My Barracuda IV is suspended by elastic rope. When I first installed it, it was (accidentally) gently touching/resting against the front wall of the case. The noise was unbelievable - you could hear it in the room next door!
Guess I got just the right pressure against the case for maximum noise!
Thank you for your suggestion. I guess in this computer conference, the people don't know about medical doctors, nor car mechanics.
Both the trouble-shooters above use a stethascope to listen to the noise. If you work in PC SUPPORT, you can't just buy another replacement HDD after another. You need to find out how & why the fault developed.
For the computer novices who replied above, I suggest that they look at:
http://www.pcworld.com/howto/article/0, ... 869,00.asp
Hardware Tips: Don't Get Caught With Your Disk Down
"Learn how to tell if a hard disk is about to fail; make sense of dot-pitch numbers; change monitor settings quickly; try out a used PC before you buy.
From the December 2002 issue of PC World magazine
Posted Wednesday, October 23, 2002
Keep your ears tuned for any unusual noises coming from your hard disk: Strange sounds often mean big trouble; for examples, download .wav files of some common hard-drive-in-distress sounds. (Thanks to John Christopher of data recovery service DriveSavers.com for providing these files.)
A high-pitched whining sound (bearings.wav) could mean your hard drive's bearings are going bad.

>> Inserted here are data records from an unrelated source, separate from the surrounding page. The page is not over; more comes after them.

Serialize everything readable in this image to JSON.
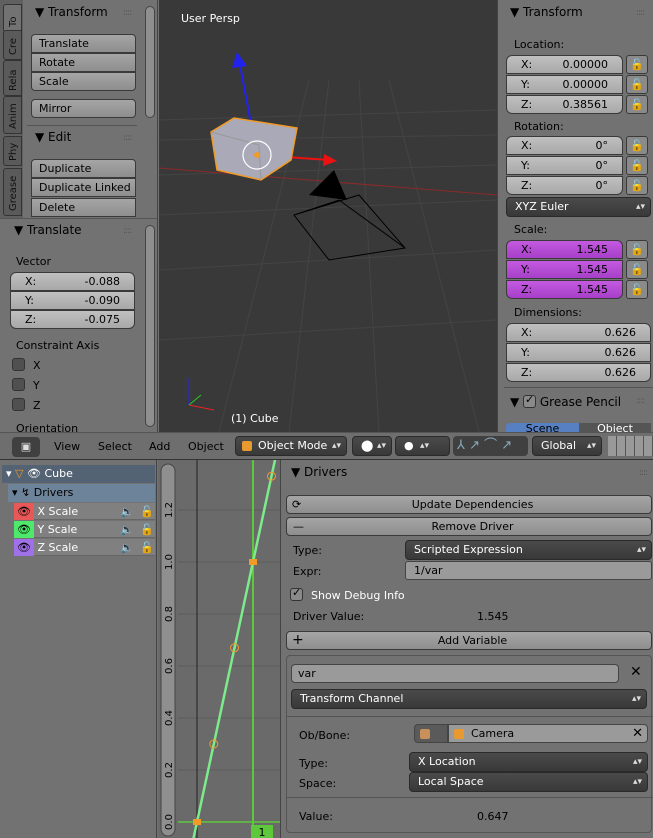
{
  "toolshelf": {
    "tabs": [
      "To",
      "Cre",
      "Rela",
      "Anim",
      "Phy",
      "Grease"
    ],
    "transform": {
      "title": "Transform",
      "buttons": [
        "Translate",
        "Rotate",
        "Scale"
      ],
      "mirror": "Mirror"
    },
    "edit": {
      "title": "Edit",
      "buttons": [
        "Duplicate",
        "Duplicate Linked",
        "Delete"
      ]
    }
  },
  "operator": {
    "title": "Translate",
    "vector_label": "Vector",
    "vector": [
      {
        "axis": "X:",
        "value": "-0.088"
      },
      {
        "axis": "Y:",
        "value": "-0.090"
      },
      {
        "axis": "Z:",
        "value": "-0.075"
      }
    ],
    "constraint_label": "Constraint Axis",
    "constraints": [
      "X",
      "Y",
      "Z"
    ],
    "orientation_label": "Orientation"
  },
  "viewport": {
    "view_name": "User Persp",
    "object_label": "(1) Cube"
  },
  "npanel": {
    "title": "Transform",
    "location_label": "Location:",
    "location": [
      {
        "axis": "X:",
        "value": "0.00000"
      },
      {
        "axis": "Y:",
        "value": "0.00000"
      },
      {
        "axis": "Z:",
        "value": "0.38561"
      }
    ],
    "rotation_label": "Rotation:",
    "rotation": [
      {
        "axis": "X:",
        "value": "0°"
      },
      {
        "axis": "Y:",
        "value": "0°"
      },
      {
        "axis": "Z:",
        "value": "0°"
      }
    ],
    "rotation_mode": "XYZ Euler",
    "scale_label": "Scale:",
    "scale": [
      {
        "axis": "X:",
        "value": "1.545"
      },
      {
        "axis": "Y:",
        "value": "1.545"
      },
      {
        "axis": "Z:",
        "value": "1.545"
      }
    ],
    "dimensions_label": "Dimensions:",
    "dimensions": [
      {
        "axis": "X:",
        "value": "0.626"
      },
      {
        "axis": "Y:",
        "value": "0.626"
      },
      {
        "axis": "Z:",
        "value": "0.626"
      }
    ],
    "grease_pencil": "Grease Pencil",
    "gp_tabs": [
      "Scene",
      "Object"
    ]
  },
  "header": {
    "menus": [
      "View",
      "Select",
      "Add",
      "Object"
    ],
    "mode": "Object Mode",
    "orientation": "Global"
  },
  "channels": {
    "object": "Cube",
    "drivers": "Drivers",
    "items": [
      {
        "name": "X Scale",
        "color": "#e85858"
      },
      {
        "name": "Y Scale",
        "color": "#4ee86a"
      },
      {
        "name": "Z Scale",
        "color": "#a070e8"
      }
    ]
  },
  "graph": {
    "y_ticks": [
      "0.0",
      "0.2",
      "0.4",
      "0.6",
      "0.8",
      "1.0",
      "1.2"
    ],
    "frame": "1",
    "curve": [
      [
        0,
        0
      ],
      [
        1,
        1
      ]
    ],
    "curve_color": "#7dea8c"
  },
  "drivers": {
    "title": "Drivers",
    "update": "Update Dependencies",
    "remove": "Remove Driver",
    "type_label": "Type:",
    "type": "Scripted Expression",
    "expr_label": "Expr:",
    "expr": "1/var",
    "debug": "Show Debug Info",
    "driver_value_label": "Driver Value:",
    "driver_value": "1.545",
    "add_variable": "Add Variable",
    "variable": {
      "name": "var",
      "var_type": "Transform Channel",
      "ob_label": "Ob/Bone:",
      "ob": "Camera",
      "type_label": "Type:",
      "type": "X Location",
      "space_label": "Space:",
      "space": "Local Space",
      "value_label": "Value:",
      "value": "0.647"
    }
  }
}
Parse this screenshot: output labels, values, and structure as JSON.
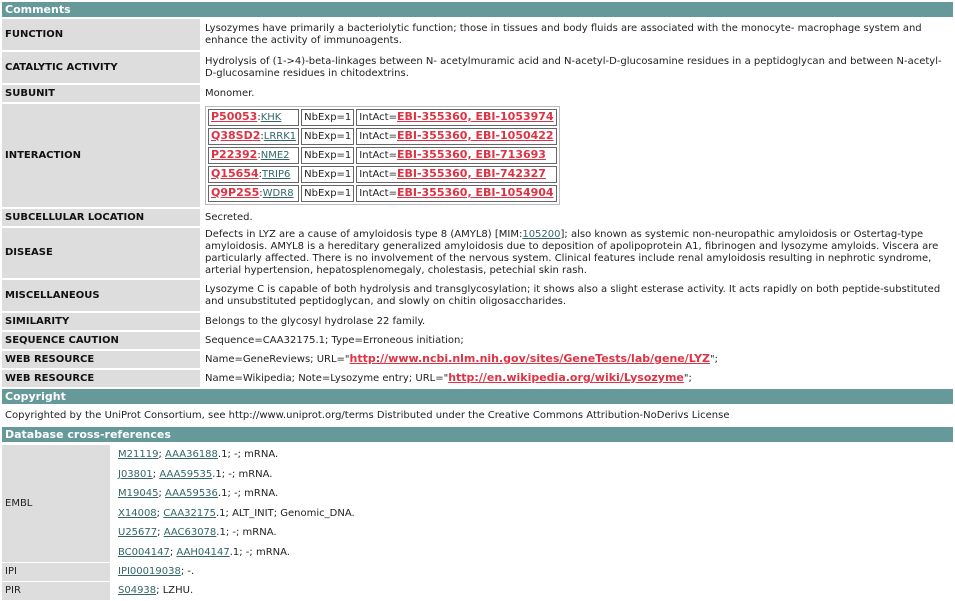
{
  "comments": {
    "header": "Comments",
    "rows": [
      {
        "label": "FUNCTION",
        "text": "Lysozymes have primarily a bacteriolytic function; those in tissues and body fluids are associated with the monocyte- macrophage system and enhance the activity of immunoagents."
      },
      {
        "label": "CATALYTIC ACTIVITY",
        "text": "Hydrolysis of (1->4)-beta-linkages between N- acetylmuramic acid and N-acetyl-D-glucosamine residues in a peptidoglycan and between N-acetyl-D-glucosamine residues in chitodextrins."
      },
      {
        "label": "SUBUNIT",
        "text": "Monomer."
      }
    ],
    "interaction": {
      "label": "INTERACTION",
      "items": [
        {
          "acc": "P50053",
          "gene": "KHK",
          "nbexp": "NbExp=1",
          "intact_prefix": "IntAct=",
          "intact": "EBI-355360, EBI-1053974"
        },
        {
          "acc": "Q38SD2",
          "gene": "LRRK1",
          "nbexp": "NbExp=1",
          "intact_prefix": "IntAct=",
          "intact": "EBI-355360, EBI-1050422"
        },
        {
          "acc": "P22392",
          "gene": "NME2",
          "nbexp": "NbExp=1",
          "intact_prefix": "IntAct=",
          "intact": "EBI-355360, EBI-713693"
        },
        {
          "acc": "Q15654",
          "gene": "TRIP6",
          "nbexp": "NbExp=1",
          "intact_prefix": "IntAct=",
          "intact": "EBI-355360, EBI-742327"
        },
        {
          "acc": "Q9P2S5",
          "gene": "WDR8",
          "nbexp": "NbExp=1",
          "intact_prefix": "IntAct=",
          "intact": "EBI-355360, EBI-1054904"
        }
      ]
    },
    "subcellular": {
      "label": "SUBCELLULAR LOCATION",
      "text": "Secreted."
    },
    "disease": {
      "label": "DISEASE",
      "before": "Defects in LYZ are a cause of amyloidosis type 8 (AMYL8) [MIM:",
      "mim": "105200",
      "after": "]; also known as systemic non-neuropathic amyloidosis or Ostertag-type amyloidosis. AMYL8 is a hereditary generalized amyloidosis due to deposition of apolipoprotein A1, fibrinogen and lysozyme amyloids. Viscera are particularly affected. There is no involvement of the nervous system. Clinical features include renal amyloidosis resulting in nephrotic syndrome, arterial hypertension, hepatosplenomegaly, cholestasis, petechial skin rash."
    },
    "misc": {
      "label": "MISCELLANEOUS",
      "text": "Lysozyme C is capable of both hydrolysis and transglycosylation; it shows also a slight esterase activity. It acts rapidly on both peptide-substituted and unsubstituted peptidoglycan, and slowly on chitin oligosaccharides."
    },
    "similarity": {
      "label": "SIMILARITY",
      "text": "Belongs to the glycosyl hydrolase 22 family."
    },
    "caution": {
      "label": "SEQUENCE CAUTION",
      "text": "Sequence=CAA32175.1; Type=Erroneous initiation;"
    },
    "web1": {
      "label": "WEB RESOURCE",
      "before": "Name=GeneReviews; URL=\"",
      "url": "http://www.ncbi.nlm.nih.gov/sites/GeneTests/lab/gene/LYZ",
      "after": "\";"
    },
    "web2": {
      "label": "WEB RESOURCE",
      "before": "Name=Wikipedia; Note=Lysozyme entry; URL=\"",
      "url": "http://en.wikipedia.org/wiki/Lysozyme",
      "after": "\";"
    }
  },
  "copyright": {
    "header": "Copyright",
    "text": "Copyrighted by the UniProt Consortium, see http://www.uniprot.org/terms Distributed under the Creative Commons Attribution-NoDerivs License"
  },
  "xrefs": {
    "header": "Database cross-references",
    "embl": {
      "label": "EMBL",
      "rows": [
        {
          "id": "M21119",
          "prot": "AAA36188",
          "rest": ".1; -; mRNA."
        },
        {
          "id": "J03801",
          "prot": "AAA59535",
          "rest": ".1; -; mRNA."
        },
        {
          "id": "M19045",
          "prot": "AAA59536",
          "rest": ".1; -; mRNA."
        },
        {
          "id": "X14008",
          "prot": "CAA32175",
          "rest": ".1; ALT_INIT; Genomic_DNA."
        },
        {
          "id": "U25677",
          "prot": "AAC63078",
          "rest": ".1; -; mRNA."
        },
        {
          "id": "BC004147",
          "prot": "AAH04147",
          "rest": ".1; -; mRNA."
        }
      ]
    },
    "ipi": {
      "label": "IPI",
      "id": "IPI00019038",
      "rest": "; -."
    },
    "pir": {
      "label": "PIR",
      "id": "S04938",
      "rest": "; LZHU."
    }
  },
  "colors": {
    "header_bg": "#669999",
    "label_bg": "#dddddd",
    "link": "#336666",
    "red_link": "#dd3344"
  }
}
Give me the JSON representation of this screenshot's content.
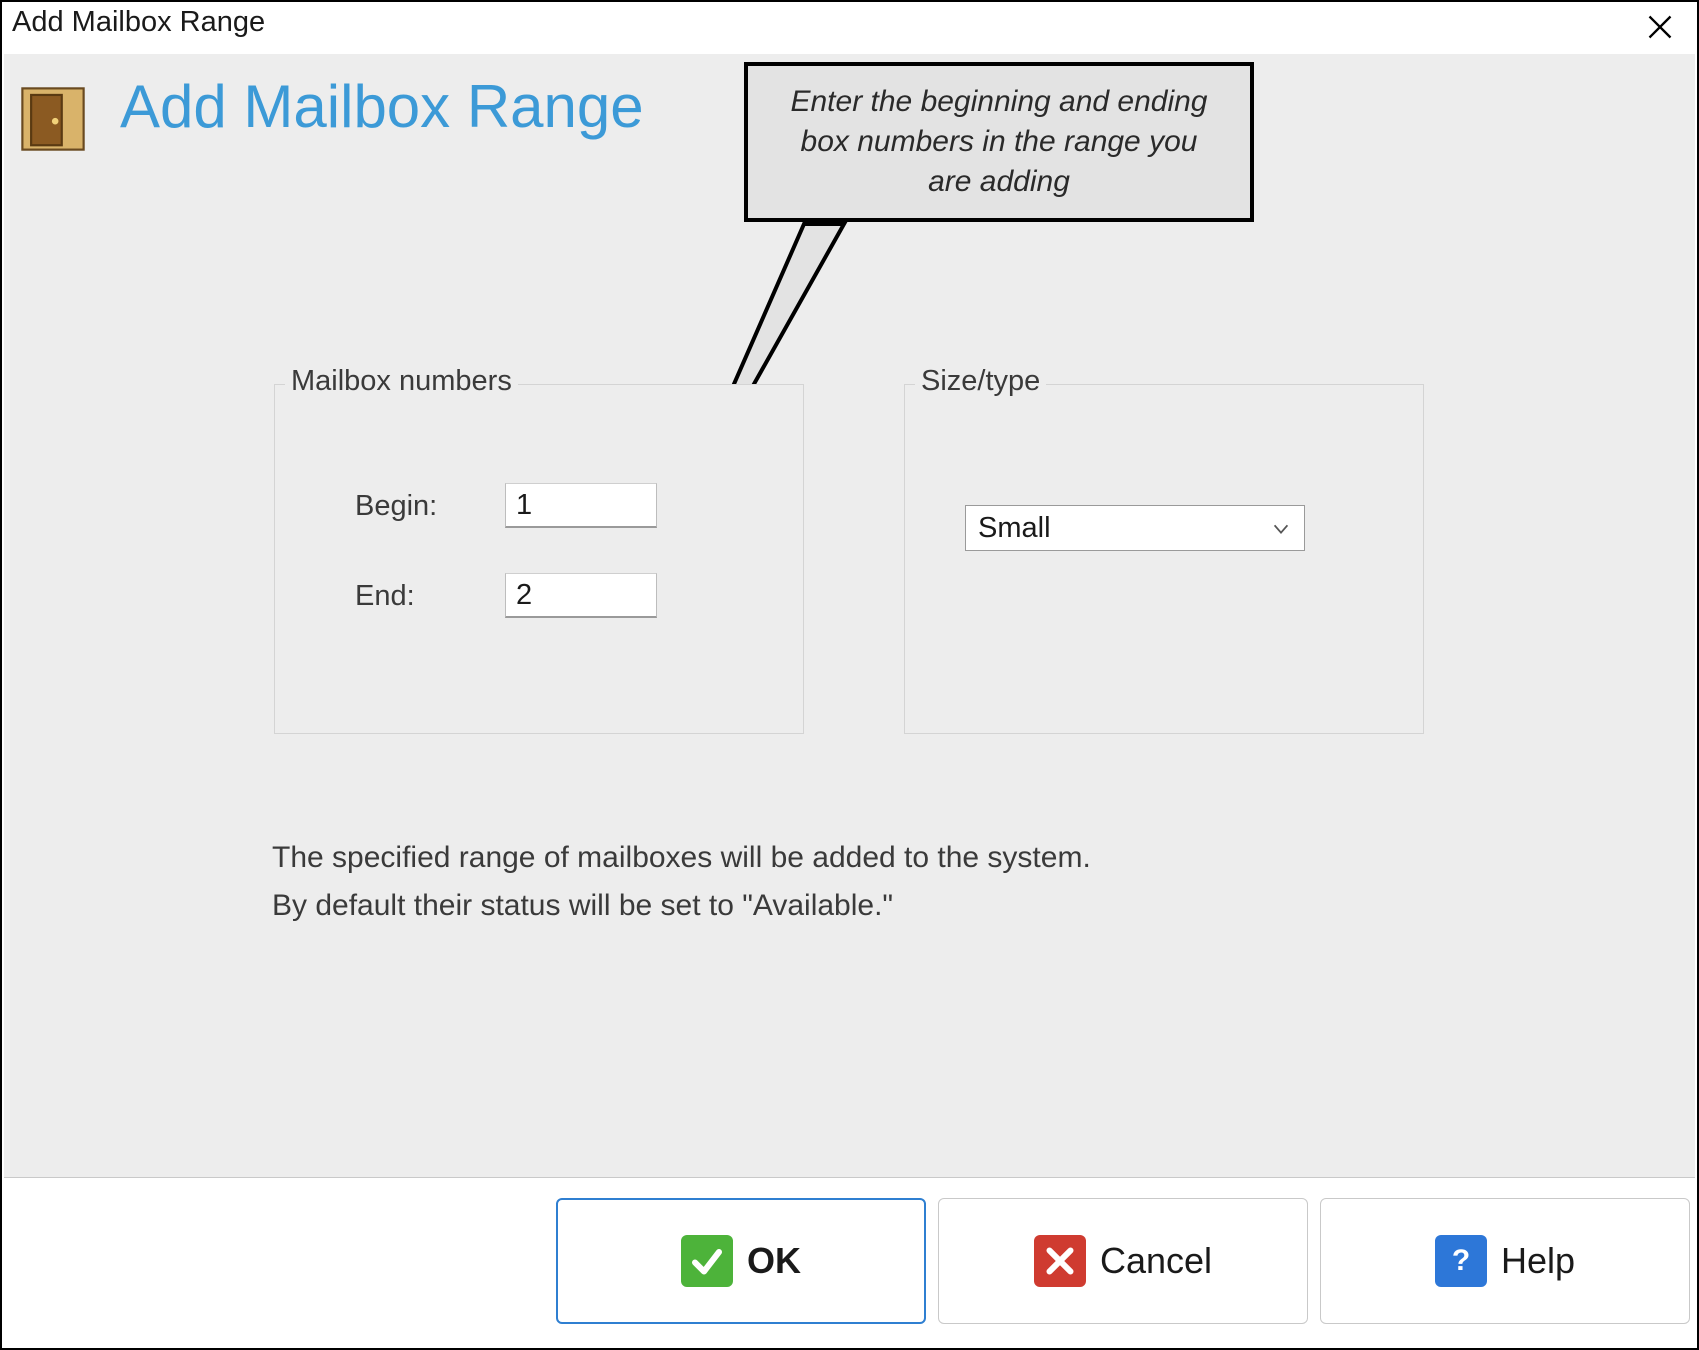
{
  "window": {
    "title": "Add Mailbox Range"
  },
  "header": {
    "title": "Add Mailbox Range"
  },
  "callout": {
    "text": "Enter the beginning and ending box numbers in the range you are adding"
  },
  "groups": {
    "numbers": {
      "legend": "Mailbox numbers",
      "begin_label": "Begin:",
      "end_label": "End:",
      "begin_value": "1",
      "end_value": "2"
    },
    "size": {
      "legend": "Size/type",
      "selected": "Small"
    }
  },
  "description": "The specified range of mailboxes will be added to the system.\nBy default their status will be set to \"Available.\"",
  "buttons": {
    "ok": "OK",
    "cancel": "Cancel",
    "help": "Help"
  }
}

Relatively speaking, this is good news; you may actually be able to rescue your soon-to-be-stranded data. If your operating system loads and you're able to move files off the hard disk, do so immediately.
If you hear sustained clicking noises, you probably won't be able to access the hard disk at all, and your operating system most likely won't load. A pause-click, pause-click sound (cycleclick.wav) indicates that your drive's read/write heads are trying to orient themselves. The drive has probably sustained some damage, and you've likely lost some data. Continuous, rapid-fire clicking (excess.wav) is an ominous sound for any drive.
In either case, your chances of recovering your data manually are slim. Don't keep turning your system on and off in hopes that your hard drive will finally catch, or start up, one last time; it won't.
Any grinding or scraping sound (grind.wav) is another sign of serious trouble. Your hard drive's read/write heads are in contact with the disk's media surface--where the data is stored. Shut down your drive immediately; the longer it runs, the more data you may lose.